John Lott of the National Post reports that Podsednik is due to be examined by doctors when he arrives at Blue Jays camp tomorrow and there’s currently “no timetable” for his readiness for game action. According to Lott, manager John Farrell indicated that the team didn’t know about the injury when they signed Podsednik, which is surprising given that it was just last week and so much of his value stems from speed.
Podsednik is slated to compete for a bench spot in Toronto, but could also be an option as the Blue Jays’ left fielder and leadoff man depending on how the rest of the lineup shakes out. He can earn $1 million by making the team, so Podsednik’s decision to decline his half of a mutual option with the Dodgers back in November will cost him at least $1 million even if he gets healthy and wins a job. And with an injury that tends to linger, that’s far from a guarantee.
We’re not talking the 100 meters here. We’re talking practical baseball sprinting. That’s defined by the StatCast folks at MLB as “feet per second in a player’s fastest one-second window,” while sprinting for the purposes of, you know, winning a baseball game.
StatCast ranked all players who have at least 10 “max effort” runs this year. I won’t give away who is at the top of this list, but given that baseball’s speedsters tend to get a lot of press you will not be at all surprised. As for the bottom of the list, well, the Angels don’t pay Albert Pujols to run even when he’s not suffering from late career chronic foot problems, so they’ll probably let that one go. I will say, however, that I am amused that the third slowest dude in baseball is named “Jett,” however.
Lately people have noticed some odd things about home run distances on StatCast, suggesting that maybe their metrics are wacko. And, of course, their means of gauging this stuff is proprietary and opaque, so we have no way of knowing if their numbers are off the reservation or not. As such, take all of the StatCast stuff you see with a grain of salt.

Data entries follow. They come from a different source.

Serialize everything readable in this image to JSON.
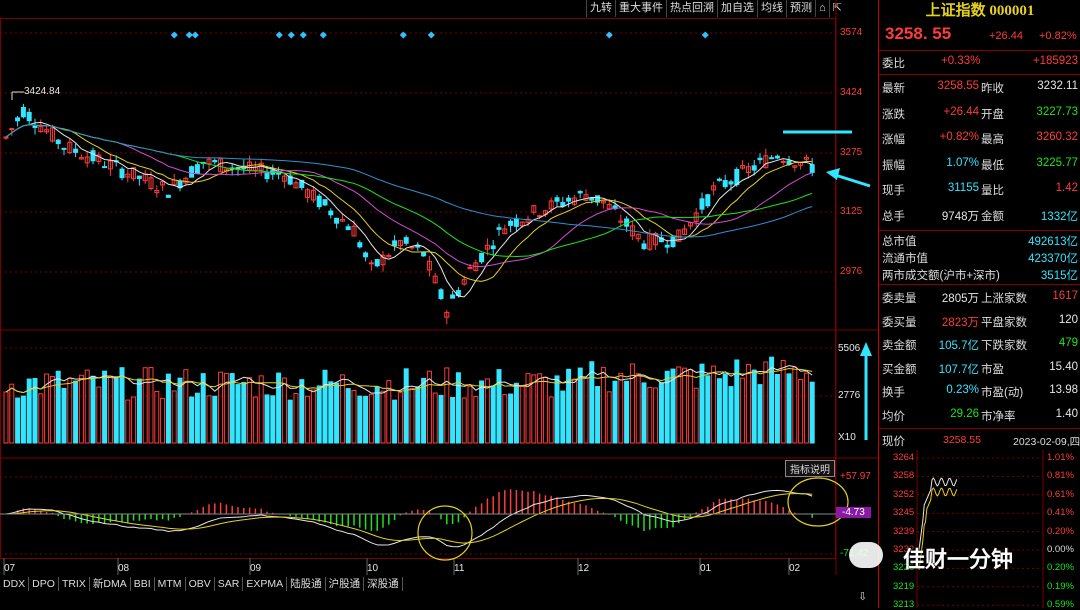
{
  "toolbar": [
    "九转",
    "重大事件",
    "热点回溯",
    "加自选",
    "均线",
    "预测"
  ],
  "main": {
    "high_label": "3424.84",
    "price_axis": [
      "3574",
      "3424",
      "3275",
      "3125",
      "2976"
    ],
    "vol_axis": [
      "5506",
      "2776",
      "X10"
    ],
    "macd_axis": [
      "+57.97",
      "-4.73",
      "-71.42"
    ],
    "indicator_button": "指标说明",
    "months": [
      "07",
      "08",
      "09",
      "10",
      "11",
      "12",
      "01",
      "02"
    ],
    "tabs": [
      "DDX",
      "DPO",
      "TRIX",
      "新DMA",
      "BBI",
      "MTM",
      "OBV",
      "SAR",
      "EXPMA",
      "陆股通",
      "沪股通",
      "深股通"
    ]
  },
  "panel": {
    "title": "上证指数 000001",
    "price": "3258. 55",
    "change": "+26.44",
    "pct": "+0.82%",
    "weibi": {
      "label": "委比",
      "v1": "+0.33%",
      "v2": "+185923"
    },
    "rows": [
      {
        "l1": "最新",
        "v1": "3258.55",
        "l2": "昨收",
        "v2": "3232.11",
        "c1": "red",
        "c2": "wht"
      },
      {
        "l1": "涨跌",
        "v1": "+26.44",
        "l2": "开盘",
        "v2": "3227.73",
        "c1": "red",
        "c2": "green"
      },
      {
        "l1": "涨幅",
        "v1": "+0.82%",
        "l2": "最高",
        "v2": "3260.32",
        "c1": "red",
        "c2": "red"
      },
      {
        "l1": "振幅",
        "v1": "1.07%",
        "l2": "最低",
        "v2": "3225.77",
        "c1": "cyan",
        "c2": "green"
      },
      {
        "l1": "现手",
        "v1": "31155",
        "l2": "量比",
        "v2": "1.42",
        "c1": "cyan",
        "c2": "red"
      },
      {
        "l1": "总手",
        "v1": "9748万",
        "l2": "金额",
        "v2": "1332亿",
        "c1": "wht",
        "c2": "cyan"
      }
    ],
    "mktcap": [
      {
        "l": "总市值",
        "v": "492613亿"
      },
      {
        "l": "流通市值",
        "v": "423370亿"
      },
      {
        "l": "两市成交额(沪市+深市)",
        "v": "3515亿"
      }
    ],
    "rows2": [
      {
        "l1": "委卖量",
        "v1": "2805万",
        "l2": "上涨家数",
        "v2": "1617",
        "c1": "wht",
        "c2": "red"
      },
      {
        "l1": "委买量",
        "v1": "2823万",
        "l2": "平盘家数",
        "v2": "120",
        "c1": "red",
        "c2": "wht"
      },
      {
        "l1": "卖金额",
        "v1": "105.7亿",
        "l2": "下跌家数",
        "v2": "479",
        "c1": "cyan",
        "c2": "green"
      },
      {
        "l1": "买金额",
        "v1": "107.7亿",
        "l2": "市盈",
        "v2": "15.40",
        "c1": "cyan",
        "c2": "wht"
      },
      {
        "l1": "换手",
        "v1": "0.23%",
        "l2": "市盈(动)",
        "v2": "13.98",
        "c1": "cyan",
        "c2": "wht"
      },
      {
        "l1": "均价",
        "v1": "29.26",
        "l2": "市净率",
        "v2": "1.40",
        "c1": "green",
        "c2": "wht"
      }
    ],
    "foot": {
      "label": "现价",
      "price": "3258.55",
      "date": "2023-02-09,四"
    },
    "mini_prices": [
      "3264",
      "3258",
      "3252",
      "3245",
      "3239",
      "3232",
      "3226",
      "3219",
      "3213"
    ],
    "mini_pcts": [
      "1.01%",
      "0.81%",
      "0.61%",
      "0.41%",
      "0.20%",
      "0.00%",
      "0.20%",
      "0.19%",
      "0.59%"
    ],
    "watermark": "佳财一分钟"
  },
  "colors": {
    "up": "#ff3b3b",
    "down": "#33e6ff",
    "ma5": "#e6e6e6",
    "ma10": "#e6d21a",
    "ma20": "#d24bd2",
    "ma30": "#1ae61a",
    "ma60": "#2f8fd0",
    "grid": "#7a0000"
  }
}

That said, even if the feet-per-second stuff is wrong here, knowing that Smith is faster than Jones by a factor of X is still interesting.

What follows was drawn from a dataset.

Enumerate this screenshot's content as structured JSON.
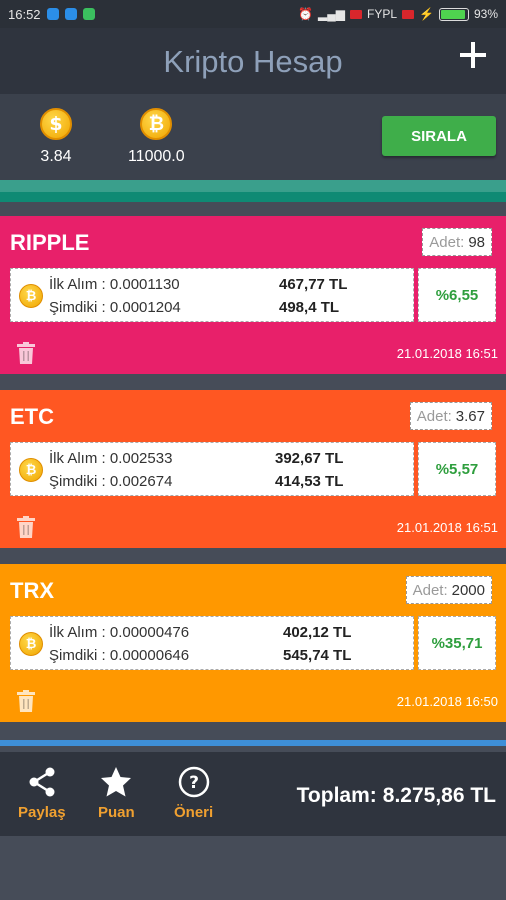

All-Star voting ends this Thursday night, just before midnight eastern time. The All-Star teams — at least how they’ll appear before the dozen or two substitutions we’ll get before the game — will be unveiled on Sunday at 7pm on ESPN, just before Sunday Night Baseball.

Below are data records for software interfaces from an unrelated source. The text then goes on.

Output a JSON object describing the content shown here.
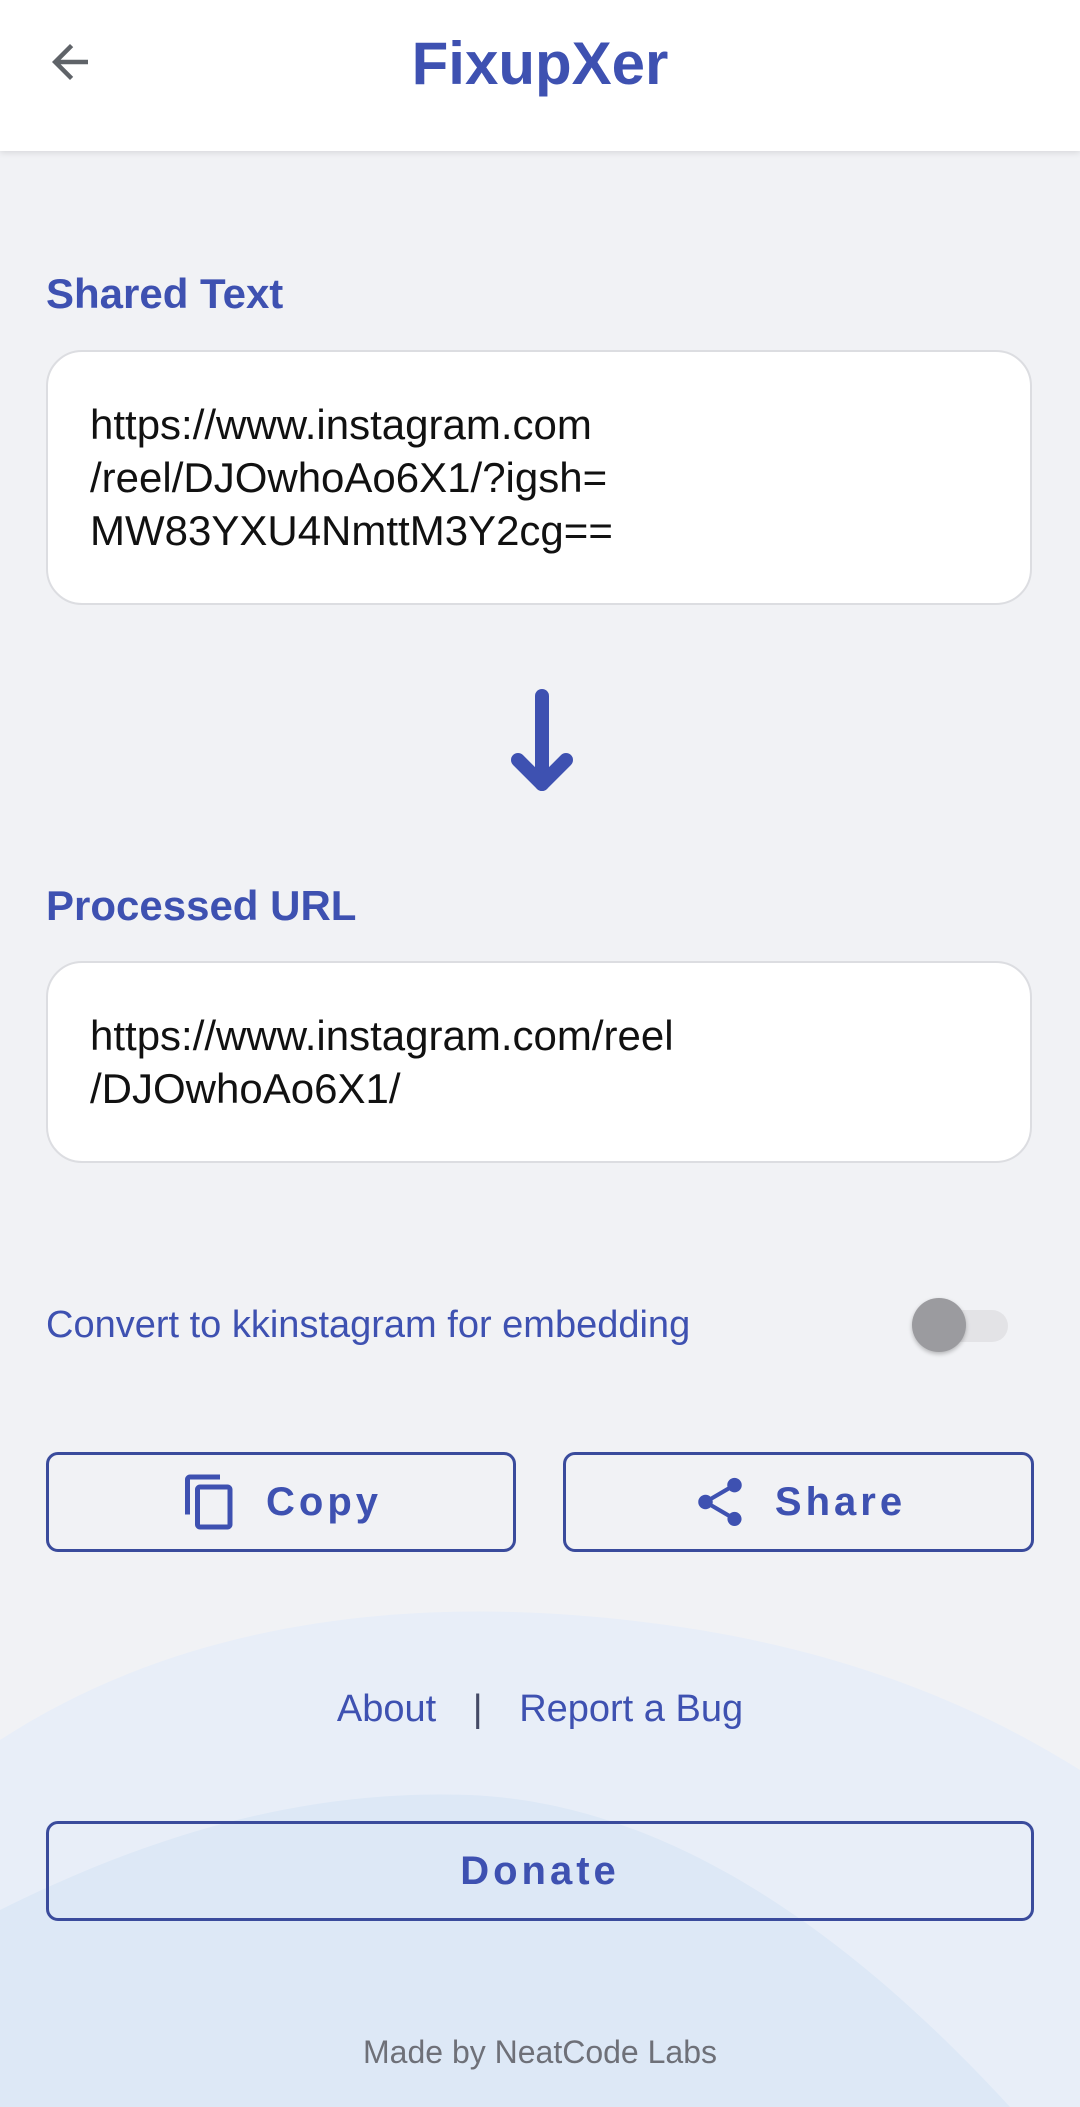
{
  "app_bar": {
    "title": "FixupXer",
    "back_icon": "arrow-back-icon"
  },
  "shared_text": {
    "label": "Shared Text",
    "value": "https://www.instagram.com\n/reel/DJOwhoAo6X1/?igsh=\nMW83YXU4NmttM3Y2cg=="
  },
  "arrow_icon": "arrow-down-icon",
  "processed_url": {
    "label": "Processed URL",
    "value": "https://www.instagram.com/reel\n/DJOwhoAo6X1/"
  },
  "toggle": {
    "label": "Convert to kkinstagram for embedding",
    "on": false
  },
  "buttons": {
    "copy_label": "Copy",
    "copy_icon": "copy-icon",
    "share_label": "Share",
    "share_icon": "share-icon",
    "donate_label": "Donate"
  },
  "footer": {
    "about": "About",
    "separator": "|",
    "report_bug": "Report a Bug",
    "made_by": "Made by NeatCode Labs"
  },
  "colors": {
    "accent": "#3e51b1",
    "background": "#f1f2f5",
    "wave_light": "#e8eef8",
    "wave_dark": "#dde8f6"
  }
}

Which means you still have time to alter these standings, which now stand as the final update before things are set in, well, not stone, but at least some Play-Doh which has been left out of the can too long and is kinda hard to mess with.